The records that follow are to be given again exactly.

### [Dataset rows for apps and sites]
■ ■ ■ ■

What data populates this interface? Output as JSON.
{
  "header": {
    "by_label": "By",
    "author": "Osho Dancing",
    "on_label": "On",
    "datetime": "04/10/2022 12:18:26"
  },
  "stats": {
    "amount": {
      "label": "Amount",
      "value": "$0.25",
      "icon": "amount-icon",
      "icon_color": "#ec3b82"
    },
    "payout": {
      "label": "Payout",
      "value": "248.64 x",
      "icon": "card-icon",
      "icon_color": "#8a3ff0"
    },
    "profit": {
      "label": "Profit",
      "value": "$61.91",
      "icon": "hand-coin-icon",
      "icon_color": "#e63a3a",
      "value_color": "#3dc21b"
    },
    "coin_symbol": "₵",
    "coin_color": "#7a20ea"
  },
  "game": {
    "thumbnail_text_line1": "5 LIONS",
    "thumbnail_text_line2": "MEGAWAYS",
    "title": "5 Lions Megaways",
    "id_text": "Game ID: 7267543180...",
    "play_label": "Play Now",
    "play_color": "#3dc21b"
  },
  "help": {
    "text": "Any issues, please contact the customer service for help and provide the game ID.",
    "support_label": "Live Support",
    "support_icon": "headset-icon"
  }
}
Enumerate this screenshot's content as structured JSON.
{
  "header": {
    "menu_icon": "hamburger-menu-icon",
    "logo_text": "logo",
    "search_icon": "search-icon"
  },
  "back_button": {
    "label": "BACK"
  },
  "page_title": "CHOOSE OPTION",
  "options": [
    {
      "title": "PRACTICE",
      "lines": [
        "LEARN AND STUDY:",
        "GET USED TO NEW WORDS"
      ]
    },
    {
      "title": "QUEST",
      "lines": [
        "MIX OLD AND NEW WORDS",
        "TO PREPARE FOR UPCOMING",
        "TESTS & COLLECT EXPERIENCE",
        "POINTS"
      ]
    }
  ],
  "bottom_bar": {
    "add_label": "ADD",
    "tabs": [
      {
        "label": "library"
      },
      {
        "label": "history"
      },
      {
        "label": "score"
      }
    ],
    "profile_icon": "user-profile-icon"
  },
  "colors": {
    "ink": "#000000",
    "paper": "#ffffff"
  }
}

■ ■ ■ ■

### [Your response]
What data populates this interface? Output as JSON.
{
  "header": {
    "by_label": "By",
    "author": "Osho Dancing",
    "on_label": "On",
    "datetime": "04/10/2022 12:18:26"
  },
  "stats": {
    "amount": {
      "label": "Amount",
      "value": "$0.25",
      "icon": "amount-icon",
      "icon_color": "#ec3b82"
    },
    "payout": {
      "label": "Payout",
      "value": "248.64 x",
      "icon": "card-icon",
      "icon_color": "#8a3ff0"
    },
    "profit": {
      "label": "Profit",
      "value": "$61.91",
      "icon": "hand-coin-icon",
      "icon_color": "#e63a3a",
      "value_color": "#3dc21b"
    },
    "coin_symbol": "₵",
    "coin_color": "#7a20ea"
  },
  "game": {
    "thumbnail_text_line1": "5 LIONS",
    "thumbnail_text_line2": "MEGAWAYS",
    "title": "5 Lions Megaways",
    "id_text": "Game ID: 7267543180...",
    "play_label": "Play Now",
    "play_color": "#3dc21b"
  },
  "help": {
    "text": "Any issues, please contact the customer service for help and provide the game ID.",
    "support_label": "Live Support",
    "support_icon": "headset-icon"
  }
}
Enumerate this screenshot's content as structured JSON.
{
  "header": {
    "menu_icon": "hamburger-menu-icon",
    "logo_text": "logo",
    "search_icon": "search-icon"
  },
  "back_button": {
    "label": "BACK"
  },
  "page_title": "CHOOSE OPTION",
  "options": [
    {
      "title": "PRACTICE",
      "lines": [
        "LEARN AND STUDY:",
        "GET USED TO NEW WORDS"
      ]
    },
    {
      "title": "QUEST",
      "lines": [
        "MIX OLD AND NEW WORDS",
        "TO PREPARE FOR UPCOMING",
        "TESTS & COLLECT EXPERIENCE",
        "POINTS"
      ]
    }
  ],
  "bottom_bar": {
    "add_label": "ADD",
    "tabs": [
      {
        "label": "library"
      },
      {
        "label": "history"
      },
      {
        "label": "score"
      }
    ],
    "profile_icon": "user-profile-icon"
  },
  "colors": {
    "ink": "#000000",
    "paper": "#ffffff"
  }
}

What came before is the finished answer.